It is notable, too, that several of the players have made their support of Moores public. Joe Root, who called him "brilliant" and praised him as knowing "how to get the best out of me", crediting Moores for his "drastic improvement", was the most vocal but also far from atypical. Whoever Strauss consulted before making his decision, it certainly was not the England Test squad. Many of them remain in touch with him. "Once your coach, always your coach," Moores says with a smile. "They know they can call me.

"Joe's words were appreciated. It was brave of him to say that at that time."

And yet, after two sackings and some treatment that can only be described as shoddy, Moores says he would still work for the ECB again. While he has not yet been approached for a role at Loughborough - an organisation that is about to have a radical overhaul - it remains highly probable that he will be. His eye for young talent, his record as a developer of that talent, and his ability to impart knowledge to other coaches, remain assets.

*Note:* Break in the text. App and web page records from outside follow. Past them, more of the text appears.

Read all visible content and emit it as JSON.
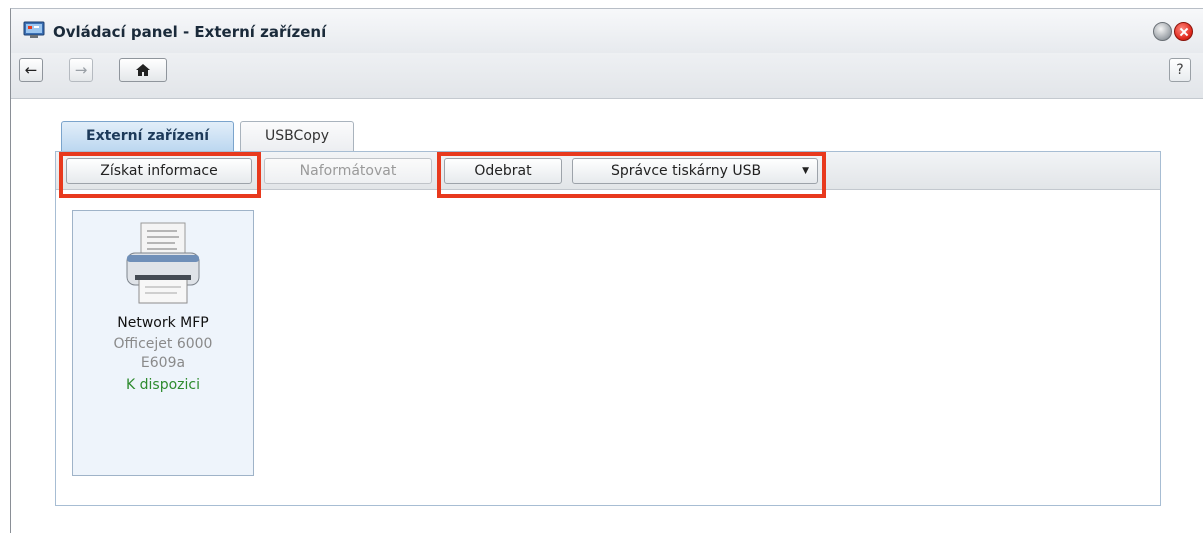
{
  "window": {
    "title": "Ovládací panel - Externí zařízení"
  },
  "toolbar": {
    "back_icon": "arrow-left-icon",
    "forward_icon": "arrow-right-icon",
    "home_icon": "home-icon",
    "help_label": "?"
  },
  "tabs": [
    {
      "label": "Externí zařízení",
      "active": true
    },
    {
      "label": "USBCopy",
      "active": false
    }
  ],
  "actions": {
    "get_info": "Získat informace",
    "format": "Naformátovat",
    "remove": "Odebrat",
    "printer_manager": "Správce tiskárny USB"
  },
  "device": {
    "name": "Network MFP",
    "model": "Officejet 6000 E609a",
    "status": "K dispozici",
    "icon": "printer-icon"
  },
  "colors": {
    "highlight": "#e8391d",
    "status_ok": "#2e8b2e",
    "active_tab": "#bcd7f0"
  }
}
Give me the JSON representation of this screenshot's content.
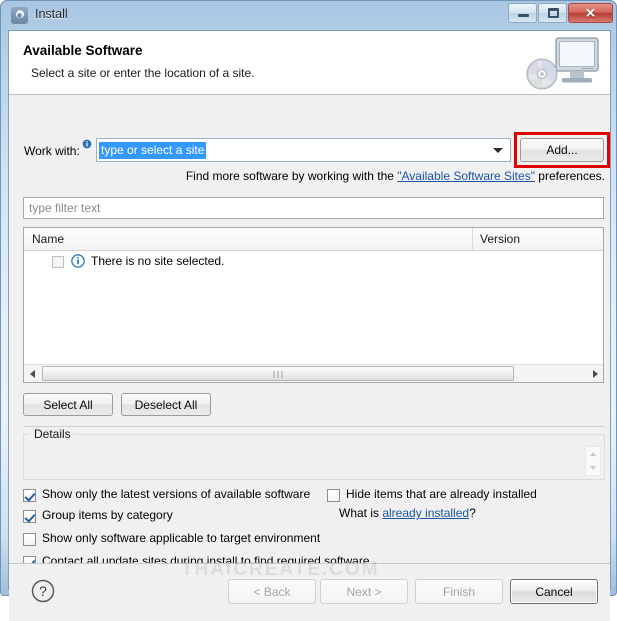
{
  "window": {
    "title": "Install",
    "icon": "gear-icon",
    "controls": {
      "minimize": "minimize-icon",
      "maximize": "maximize-icon",
      "close": "✕"
    }
  },
  "header": {
    "title": "Available Software",
    "subtitle": "Select a site or enter the location of a site.",
    "art": "monitor-with-cd-icon"
  },
  "work_with": {
    "label": "Work with:",
    "info_icon": "info-icon",
    "value": "type or select a site",
    "placeholder": "type or select a site",
    "dropdown_icon": "chevron-down-icon",
    "add_button": "Add...",
    "annotation_color": "#e00000"
  },
  "find_more": {
    "prefix": "Find more software by working with the ",
    "link": "\"Available Software Sites\"",
    "suffix": " preferences."
  },
  "filter": {
    "placeholder": "type filter text",
    "value": ""
  },
  "table": {
    "columns": [
      "Name",
      "Version"
    ],
    "rows": [
      {
        "checked": false,
        "enabled": false,
        "icon": "info-icon",
        "name": "There is no site selected.",
        "version": ""
      }
    ],
    "scrollbar": {
      "left_arrow": "scroll-left-icon",
      "right_arrow": "scroll-right-icon"
    }
  },
  "selection_buttons": {
    "select_all": "Select All",
    "deselect_all": "Deselect All"
  },
  "details": {
    "legend": "Details",
    "content": ""
  },
  "options": [
    {
      "label": "Show only the latest versions of available software",
      "checked": true
    },
    {
      "label": "Group items by category",
      "checked": true
    },
    {
      "label": "Show only software applicable to target environment",
      "checked": false
    },
    {
      "label": "Contact all update sites during install to find required software",
      "checked": true
    }
  ],
  "options_right": [
    {
      "label": "Hide items that are already installed",
      "checked": false
    }
  ],
  "what_is": {
    "prefix": "What is ",
    "link": "already installed",
    "suffix": "?"
  },
  "footer": {
    "help_icon": "help-icon",
    "buttons": [
      {
        "label": "< Back",
        "enabled": false
      },
      {
        "label": "Next >",
        "enabled": false
      },
      {
        "label": "Finish",
        "enabled": false
      },
      {
        "label": "Cancel",
        "enabled": true
      }
    ]
  },
  "watermark": "THAICREATE.COM"
}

"Yes, I'd work for the ECB again," he says. "A role at Loughborough would be exciting. I love coaching and that would be working with the best players and coaches. Yes, it appeals.

"Professional sport can be cruel. Or maybe ruthless is a better word. You know that when you go into it. You are immersed in it."

His fault, as much as it is one, was his inability to play the media or political game. His failure to understand that style is as important as substance when it comes to selling yourself to the public. His failure to understand the dark side of the organisation that had employed him.

While a perception that he was closely aligned to an unattractive ECB regime - the regime of Downton and Giles Clarke that talked of people being "outside cricket" - no doubt hurt him, his main fault may well have been simply being a decent man in an increasingly indecent world. A man who thought that, if he worked hard, planned for the future and forged a strong relationship, it would be enough.

And that's the lasting impression of Moores. For whatever you think of his coaching - his international record is modest; his county and development record excellent - as a man, he has a dignity that is rare in professional sport.

A sense of perspective, too. After England lost to India at Lord's last summer, Moores was asked if he was at "rock bottom". His reply - "who knows what rock bottom is, but it isn't losing a cricket match" - sums him up better than anything else he said in his period at the helm. Even after his second sacking, he found a positive. "If feels as if I've got my wife and kids back," he said.

Following this interview, he went to see his son, Tom, a hard-hitting wicketkeeper-batsman, play for Nottinghamshire seconds against Warwickshire. The sacking has hurt, but he will cope. "A glass of wine helps," he says.

"I don't put this on," he says as the interview draws to a close. "I don't know if it's from my mum or what. But I am a calm person who can see the value of looking at people in their best light. It was such a slanging match last time. There were so many opinions. And so much of it was wrong. I didn't want to get involved. It's all so easy to do that. I'm not going down that route.

"I've been offered book deals, but it's not who I am. And if I did one, I would want it to be things I've learned and stories to help people get the best out of themselves and others. I have to be true to what I am. There's not a lot of mileage in negativity, you know.

"Of course it's been tough. This is the first summer for 33 years I've not been involved in the game in a professional way. But I'm a coach. It's what I do. I love England and I love cricket. The game doesn't owe me anything. It's been great fun working in it. And the hunger... it's just starting to come back."

George Dobell is a senior correspondent at ESPNcricinfo